- [Records]
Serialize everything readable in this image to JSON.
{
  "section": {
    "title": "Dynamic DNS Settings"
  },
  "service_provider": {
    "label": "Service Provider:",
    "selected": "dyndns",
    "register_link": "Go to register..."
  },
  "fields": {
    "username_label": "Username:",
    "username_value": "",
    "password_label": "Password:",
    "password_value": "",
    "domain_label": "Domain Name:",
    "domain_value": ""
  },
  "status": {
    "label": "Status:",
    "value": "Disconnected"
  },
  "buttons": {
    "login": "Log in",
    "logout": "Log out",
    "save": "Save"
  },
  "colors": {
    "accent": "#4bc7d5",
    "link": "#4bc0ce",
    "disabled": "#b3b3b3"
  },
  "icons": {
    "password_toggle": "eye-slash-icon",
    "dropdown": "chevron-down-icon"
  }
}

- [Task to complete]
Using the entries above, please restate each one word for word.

- [Task answer]
Serialize everything readable in this image to JSON.
{
  "section": {
    "title": "Dynamic DNS Settings"
  },
  "service_provider": {
    "label": "Service Provider:",
    "selected": "dyndns",
    "register_link": "Go to register..."
  },
  "fields": {
    "username_label": "Username:",
    "username_value": "",
    "password_label": "Password:",
    "password_value": "",
    "domain_label": "Domain Name:",
    "domain_value": ""
  },
  "status": {
    "label": "Status:",
    "value": "Disconnected"
  },
  "buttons": {
    "login": "Log in",
    "logout": "Log out",
    "save": "Save"
  },
  "colors": {
    "accent": "#4bc7d5",
    "link": "#4bc0ce",
    "disabled": "#b3b3b3"
  },
  "icons": {
    "password_toggle": "eye-slash-icon",
    "dropdown": "chevron-down-icon"
  }
}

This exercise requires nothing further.